Next, you’ll want to make sure your personal credit score is high. While there are loans for poor credit scores, these often come at a high cost to offset the risk assumed by lenders. To choose from the best and most cost-effective loans, you will need a high personal credit score. If you need time to improve your personal credit score, you will find that more options are made available to you as your business ages. In as little as six months, you will likely find plenty of lenders willing to fund your startup business. Even if your credit score isn’t ideal.

With the above handled, all that’s left is documentation. Any loan will require some degree of paperwork, usually including credit ratings, business plans, business accounts, and personal information. If you would rather take out a secured loan, you can cut out a lot of the usual process. Secured loan lenders are mostly concerned with the value of assets. With your documents at the ready, you should have a fairly easy time obtaining your loan of choice.

Also Read: A Guide to Using Invoice Financing for Small Businesses

Examples of startup business loans

We’ve discussed startup business loans as a whole up to this point, so let’s take a look at a few specific examples:

Personal loans

Personal loans can be one of the only loans available to a completely new business. Rather than taking out a loan in the business name, a personal loan involves you assuming the debt as an individual. Naturally, this type of loan exposes you to risks that business loans don’t. They are a cheaper approach, one often easy to acquire if your personal finances are up to scratch.

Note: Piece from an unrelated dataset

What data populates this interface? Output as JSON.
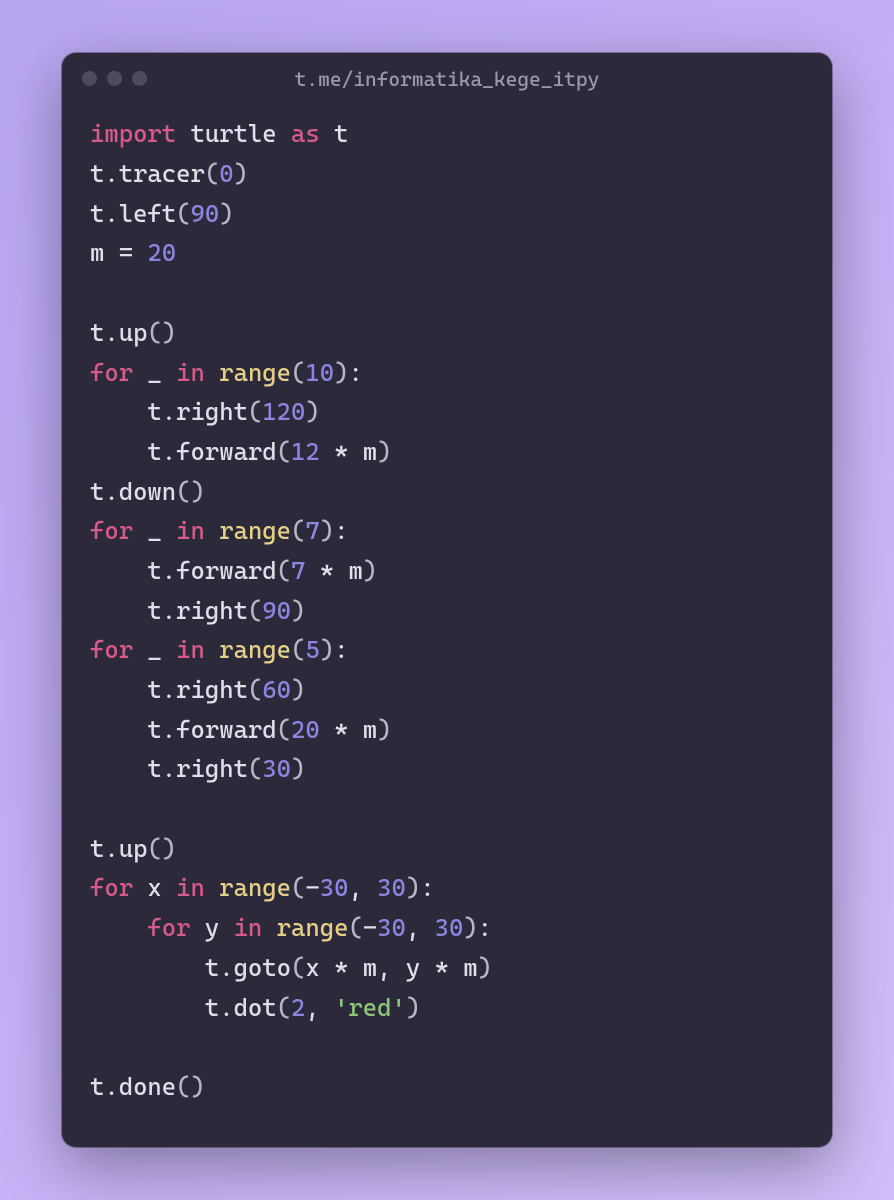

If you don’t have any previous business experience, obtaining any other loan will be a challenge.

If you can afford to assume the debt yourself, a personal loan can be an excellent way to raise a small amount of capital to get your business moving. However, if you overinvest in your business and it fails, you will still be held personally liable for the debt. It is a loan that should only be taken if you know you can pay it back with your personal finances.

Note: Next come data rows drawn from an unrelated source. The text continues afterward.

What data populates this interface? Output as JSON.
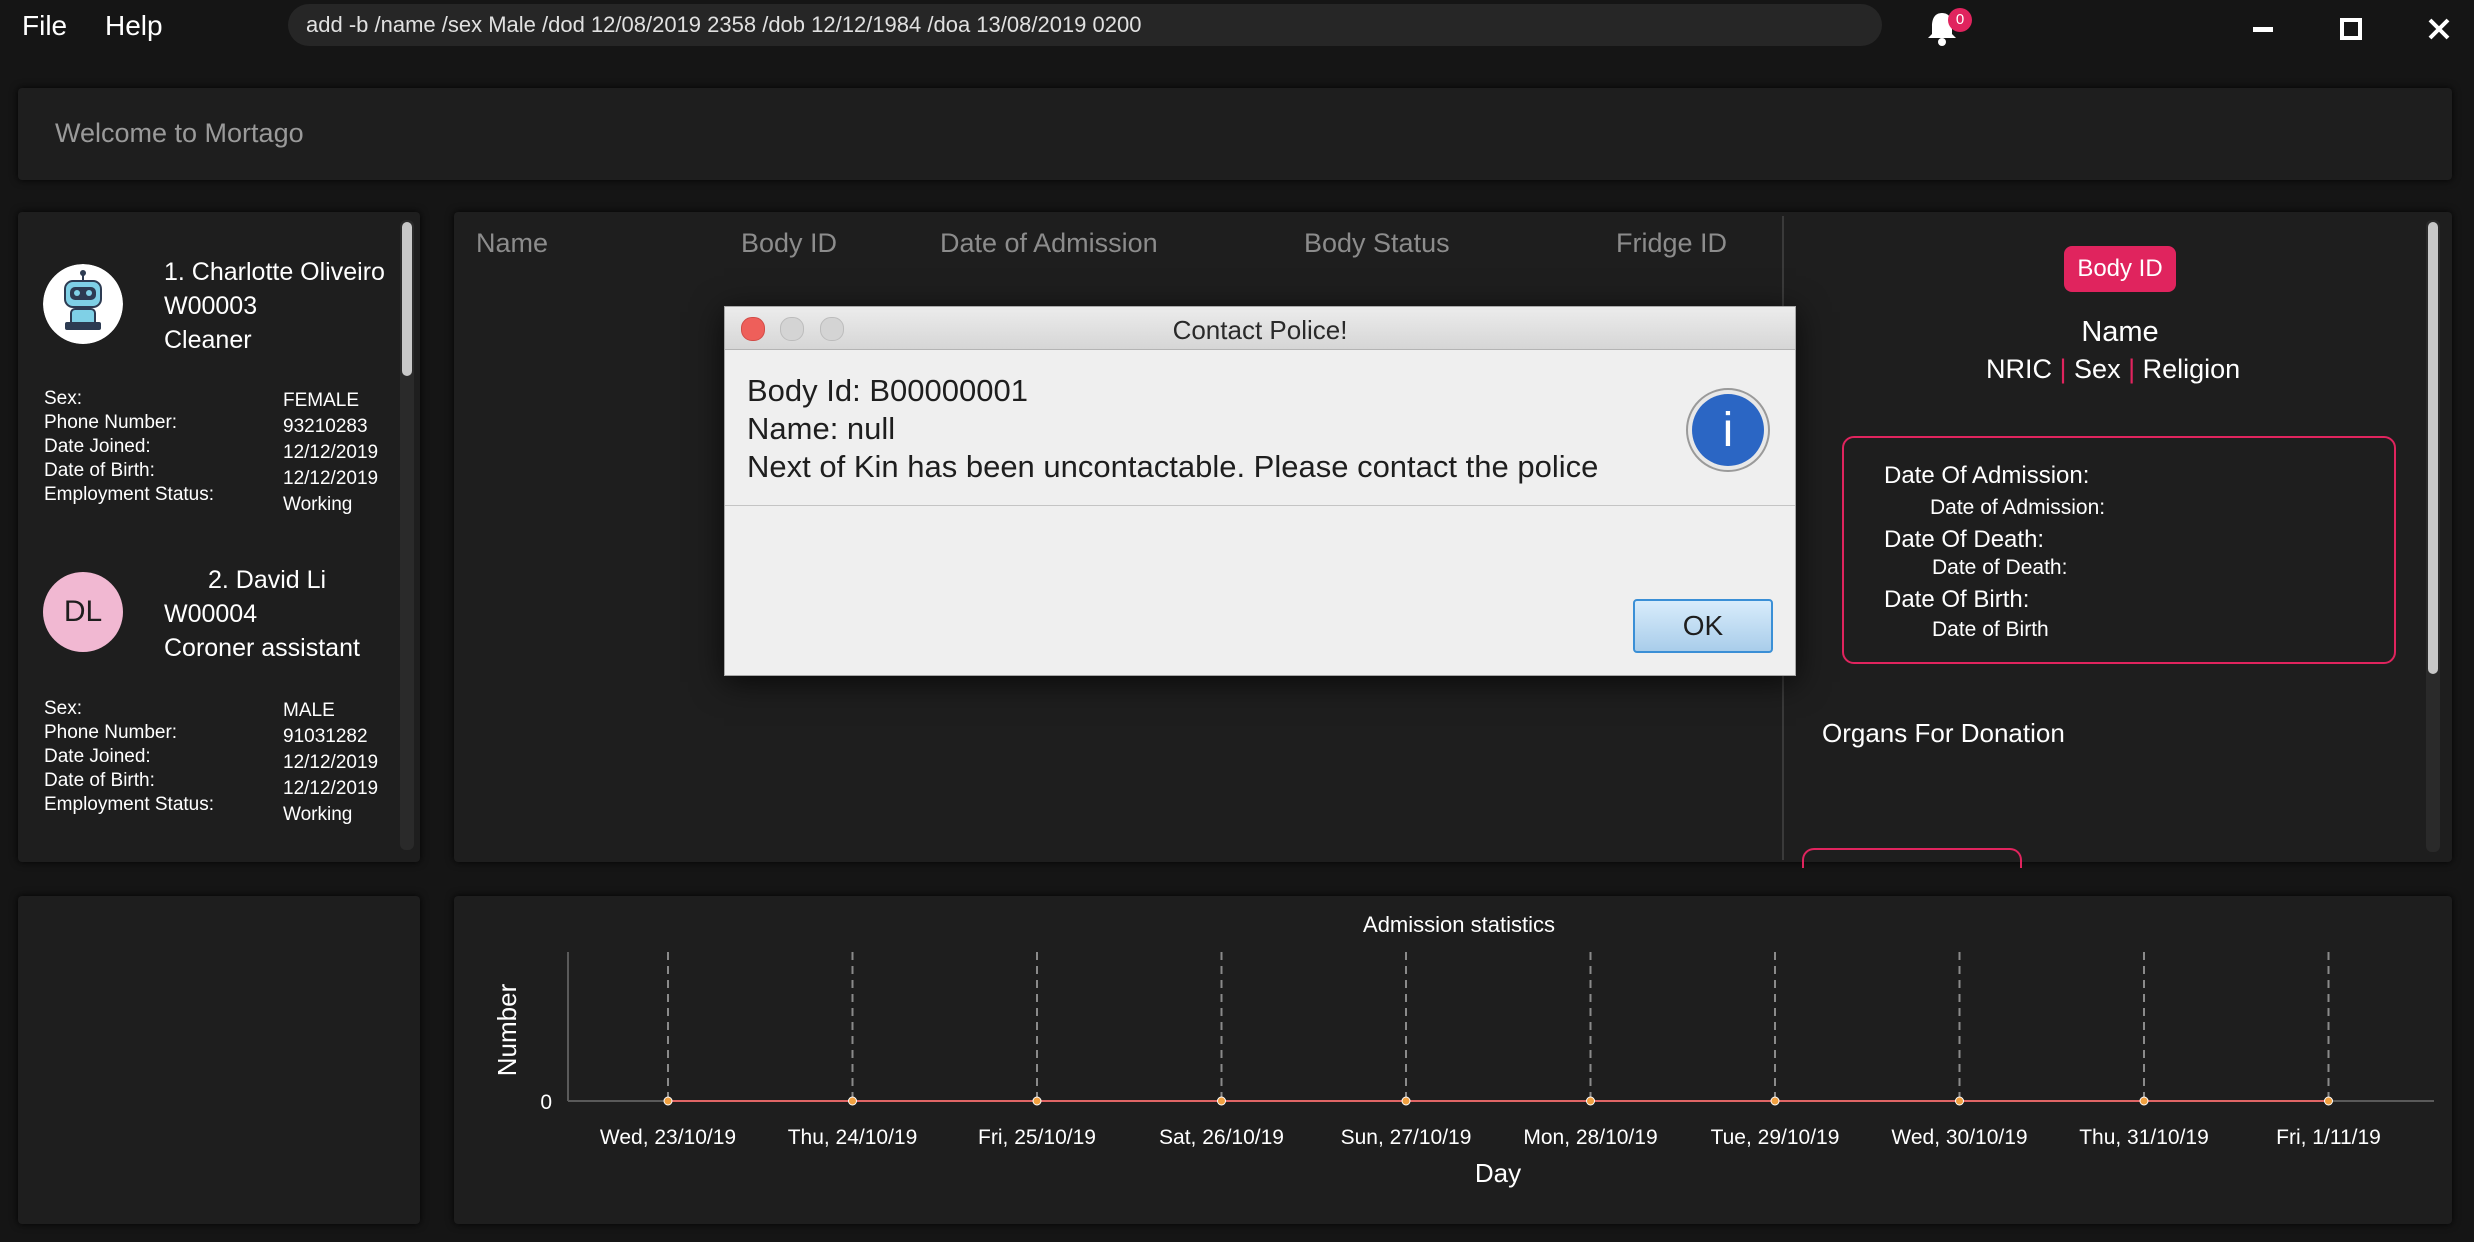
{
  "menu": {
    "file": "File",
    "help": "Help"
  },
  "command": {
    "text": "add -b /name /sex Male /dod 12/08/2019 2358 /dob 12/12/1984 /doa 13/08/2019 0200"
  },
  "notifications": {
    "count": "0"
  },
  "welcome": {
    "text": "Welcome to Mortago"
  },
  "workers": [
    {
      "title": "1. Charlotte Oliveiro",
      "id": "W00003",
      "role": "Cleaner",
      "avatar_type": "robot-icon",
      "fields": [
        {
          "label": "Sex:",
          "value": "FEMALE"
        },
        {
          "label": "Phone Number:",
          "value": "93210283"
        },
        {
          "label": "Date Joined:",
          "value": "12/12/2019"
        },
        {
          "label": "Date of Birth:",
          "value": "12/12/2019"
        },
        {
          "label": "Employment Status:",
          "value": "Working"
        }
      ]
    },
    {
      "title": "2. David Li",
      "id": "W00004",
      "role": "Coroner assistant",
      "initials": "DL",
      "fields": [
        {
          "label": "Sex:",
          "value": "MALE"
        },
        {
          "label": "Phone Number:",
          "value": "91031282"
        },
        {
          "label": "Date Joined:",
          "value": "12/12/2019"
        },
        {
          "label": "Date of Birth:",
          "value": "12/12/2019"
        },
        {
          "label": "Employment Status:",
          "value": "Working"
        }
      ]
    }
  ],
  "body_table": {
    "columns": [
      "Name",
      "Body ID",
      "Date of Admission",
      "Body Status",
      "Fridge ID"
    ]
  },
  "body_detail": {
    "badge": "Body ID",
    "name": "Name",
    "nric": "NRIC",
    "sex": "Sex",
    "religion": "Religion",
    "sep": "|",
    "doa_label": "Date Of Admission:",
    "doa_value": "Date of Admission:",
    "dod_label": "Date Of Death:",
    "dod_value": "Date of Death:",
    "dob_label": "Date Of Birth:",
    "dob_value": "Date of Birth",
    "organs_label": "Organs For Donation"
  },
  "dialog": {
    "title": "Contact Police!",
    "line1": "Body Id: B00000001",
    "line2": "Name: null",
    "line3": "Next of Kin has been uncontactable. Please contact the police",
    "ok": "OK",
    "info_icon_glyph": "i"
  },
  "chart_data": {
    "type": "line",
    "title": "Admission statistics",
    "xlabel": "Day",
    "ylabel": "Number",
    "categories": [
      "Wed, 23/10/19",
      "Thu, 24/10/19",
      "Fri, 25/10/19",
      "Sat, 26/10/19",
      "Sun, 27/10/19",
      "Mon, 28/10/19",
      "Tue, 29/10/19",
      "Wed, 30/10/19",
      "Thu, 31/10/19",
      "Fri, 1/11/19"
    ],
    "series": [
      {
        "values": [
          0,
          0,
          0,
          0,
          0,
          0,
          0,
          0,
          0,
          0
        ]
      }
    ],
    "yticks": [
      "0"
    ],
    "grid": "vertical-dashed",
    "line_color": "#e06666",
    "point_color": "#f0a040"
  },
  "colors": {
    "accent": "#e0245e",
    "background": "#151515",
    "panel": "#1e1e1e"
  }
}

Secured loans

If you would prefer not to risk your personal finances, but your business has assets of a decent value, a secured loan might be most suitable. Secured loans, or asset-based financing, involves securing a loan against an asset. This asset could be anything from equipment to property, and even to invoices. This makes secured loans flexible and easy to obtain, something very helpful to startup businesses.

Though comparatively easy to take out, secured loans do expose you to some risk. If you fail to repay the loan, your collateral assets can be taken and sold by your lender as a means to recover their money. As such, you should only take out a secured loan if you know you can repay it.

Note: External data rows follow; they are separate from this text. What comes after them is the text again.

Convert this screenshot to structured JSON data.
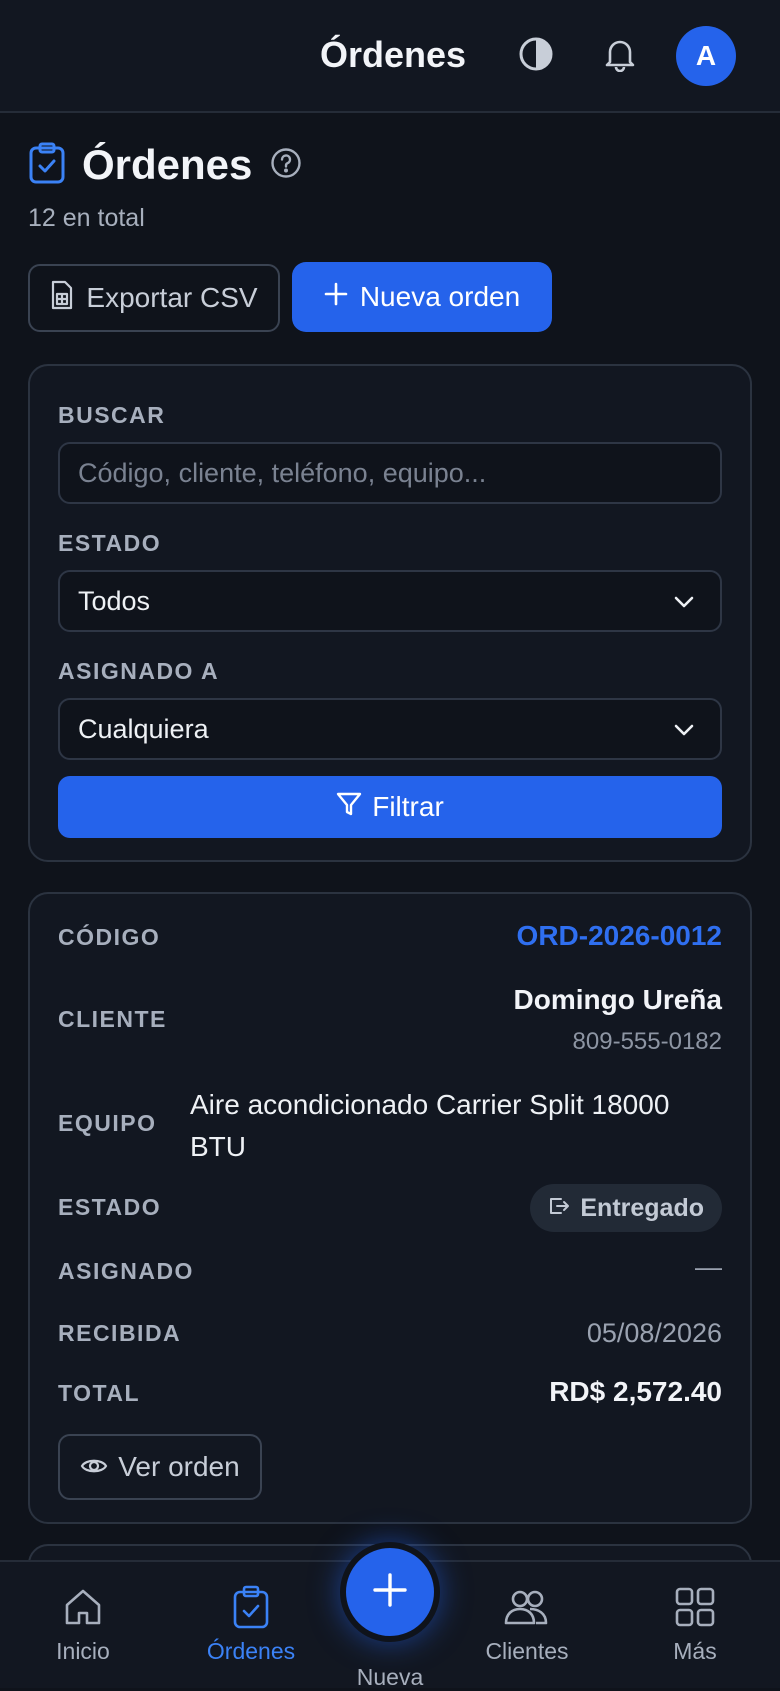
{
  "topbar": {
    "title": "Órdenes",
    "avatar_initial": "A"
  },
  "page": {
    "title": "Órdenes",
    "subtitle": "12 en total"
  },
  "actions": {
    "export": "Exportar CSV",
    "new_order": "Nueva orden"
  },
  "filters": {
    "search_label": "BUSCAR",
    "search_placeholder": "Código, cliente, teléfono, equipo...",
    "status_label": "ESTADO",
    "status_value": "Todos",
    "assigned_label": "ASIGNADO A",
    "assigned_value": "Cualquiera",
    "filter_button": "Filtrar"
  },
  "order": {
    "labels": {
      "code": "CÓDIGO",
      "client": "CLIENTE",
      "equipment": "EQUIPO",
      "status": "ESTADO",
      "assigned": "ASIGNADO",
      "received": "RECIBIDA",
      "total": "TOTAL"
    },
    "code": "ORD-2026-0012",
    "client": "Domingo Ureña",
    "phone": "809-555-0182",
    "equipment": "Aire acondicionado Carrier Split 18000 BTU",
    "status": "Entregado",
    "assigned": "—",
    "received": "05/08/2026",
    "total": "RD$ 2,572.40",
    "view_button": "Ver orden"
  },
  "nav": {
    "home": "Inicio",
    "orders": "Órdenes",
    "new": "Nueva",
    "clients": "Clientes",
    "more": "Más"
  },
  "colors": {
    "accent": "#2563eb",
    "background": "#0f131b",
    "card": "#121721"
  }
}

Business credit cards

Business credit cards are ideal for raising limited amounts of capital on a monthly basis. They don’t require collateral, nor will they put your personal finances at risk. Moreover, you are free to use them as you please, tapping into them extensively one month, and not at all another. For a flexible, recurring source of finance, a business credit card could be perfect for your startup business.

Though there are significant advantages, business credit cards aren’t without their downsides. Most notably are the high-interest rates, should you fail to repay your balance every month. These interest rates can make it very expensive in the long run. However, some cards come with an introductory period, offering 0% APR. This can be ideal for large expenses. Though take care to pay off your balance before the introductory period expires, or be saddled with a large amount of interest.


There is a range of startup business loans, each with its own set of pros and cons. As such, startup business loans as a category of finance can be an excellent source of capital for startup businesses. One that can be tailored to the specific needs of any individual business. Though it will take due diligence on your part to find a suitable loan, you can rest assured that it matches your business’s needs once you do.